- Another round of Brexit negotiations starts today, and volatility in the pound should follow
- While the pound rallied on domestic politics earlier this year, it's a headwind today
- The outcome from the last rounds of negotiations is unclear, with both sides far from compromise
With the Bank of England rate hike in the rear view mirror, the British pound is in search of a new narrative to drive future trading. In an earlier commentary, we wrote that economic data and central bank policy are now in the backseat as the Brexit deadline approaches. Looking at speculator sentiment, traders are no longer at extremes in the currency, meaning that the pound can go either way. This leaves politics, both domestic and international, as the key driver behind the currency. And in late 2017, British politics equals volatility.
Domestic politics not exactly ‘strong and stable’
Far from providing ‘strong and stable’ leadership, Theresa May’s government appears to be inherently weak and unstable. So far May’s government has been caught between a thin majority in Parliament, a string of scandals involving ministers in her cabinet, and leadership challenges from senior Conservative Party rivals.
The latest scandal to threaten May’s government involves former foreign aid minister Priti Patel. Patel, who resigned yesterday after holding unsanctioned meetings with senior Israeli politicians, initially avoided being terminated from her role. According to the BBC, she resigned after it emerged that she had met with Israeli public security minister Gilad Erdan. She has also been forced to correct an earlier claim that the Foreign Office was informed in advance of her trip. Patel’s resignation follows that of Sir Michael Fallon, the former Defence Secretary. Fallon has been accused of serious sexual abuses while in Parliament. In a recent resignation letter, Fallon wrote that his behavior had “fallen short” of the standards expected by the UK military.
While neither resignation is necessarily terminal for Theresa May, the continued instability of her government is negative for the pound. Earlier in the year, the currency was rallying after Theresa May had called elections in order to strengthen the Conservative Party’s position in Parliament. If the Conservatives had won an outright majority, the government would have had a much stronger hand when negotiating with the EU. Instead, May’s gambit backfired following poor national election results, and the Conservatives were forced to form a coalition government with the DUP. As May’s grasp on power continues to be weak, our view is that domestic politics is likely to remain a negative factor for the currency.

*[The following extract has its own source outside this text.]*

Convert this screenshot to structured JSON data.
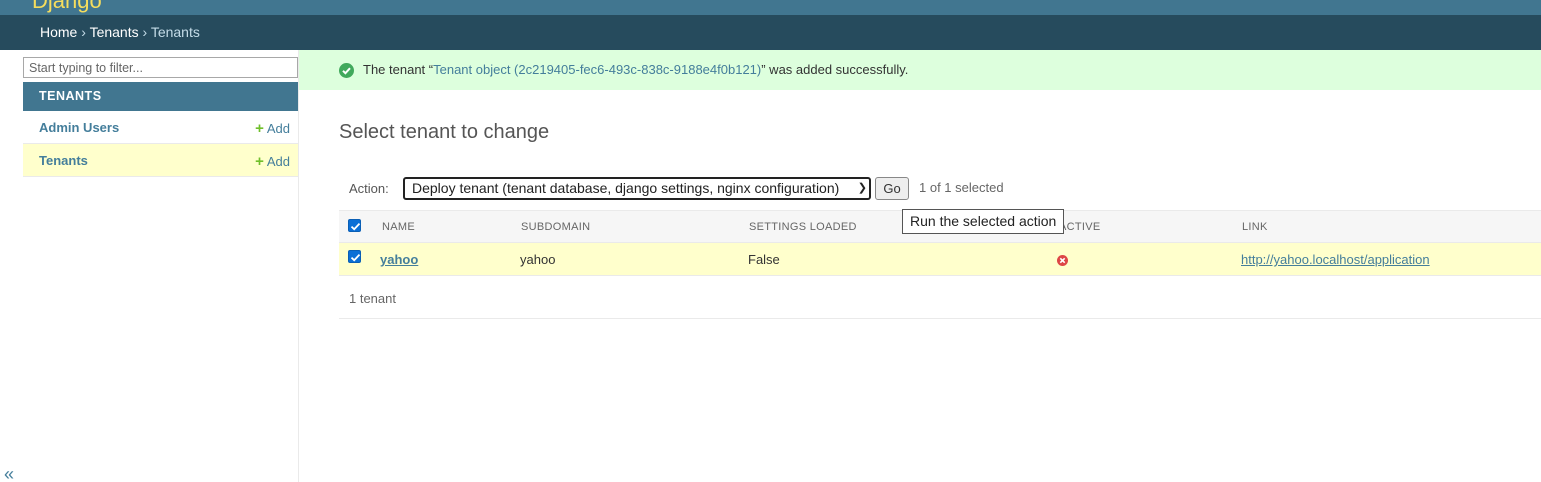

Brexit negotiations progress remain murky, with ‘Brexit bill’ talks ongoing
Looking at international politics, tangible progress from the ongoing Brexit negotiations remain unclear. The next round of negotiations is scheduled to begin today. As each round occurs every three weeks, there are only three rounds of Brexit negotiations remaining. As the two sides have yet to agree on EU citizen rights in post-Brexit UK and the size of the ‘Brexit bill’, the likelihood of trade talks being delayed is increasing. Given the importance of the service sector to the UK’s economy, the UK’s exit from the union without a trade deal would be greatly disruptive. As such, the pound would fall sharply in a no-deal (or ‘hard Brexit’) scenario.
Looking at the latest news, Michael Barnier, the EU’s chief negotiator, has repeated that the withdrawal agreement must be completed before trade talks can begin. According to Reuters, Barnier suggested that a trade deal with the UK would not be tailor made without significant delays. He pointed to the current deal signed with Canada as a possible template for a tailor made trade agreement. As the UK has already rejected ‘the Norwegian model’ (staying in the single market without any say, while accepting all membership costs), a deal based on the recent EU-Canada free trade agreement is more likely. As negotiations for such a deal would take at least two to three more years, he has further suggested a transition period following Brexit. This would allow the UK to remain in the single market, subject to all EU laws and costs, from March 30, 2019 (when Brexit goes into effect) until the end of the current EU budget in 2020. Such a transition period would minimize disruptions to trade.
As both sides appear far from compromise, the lack of progress relating to Brexit is also likely to weigh on the pound as March 2019 draws closer. Last month, Barnier stated that "We worked constructively. We clarified certain points. Without making massive steps forward". If this remains true following the next round of talks, the pound will remain weak as the specter of ‘hard Brexit’ comes closer to reality.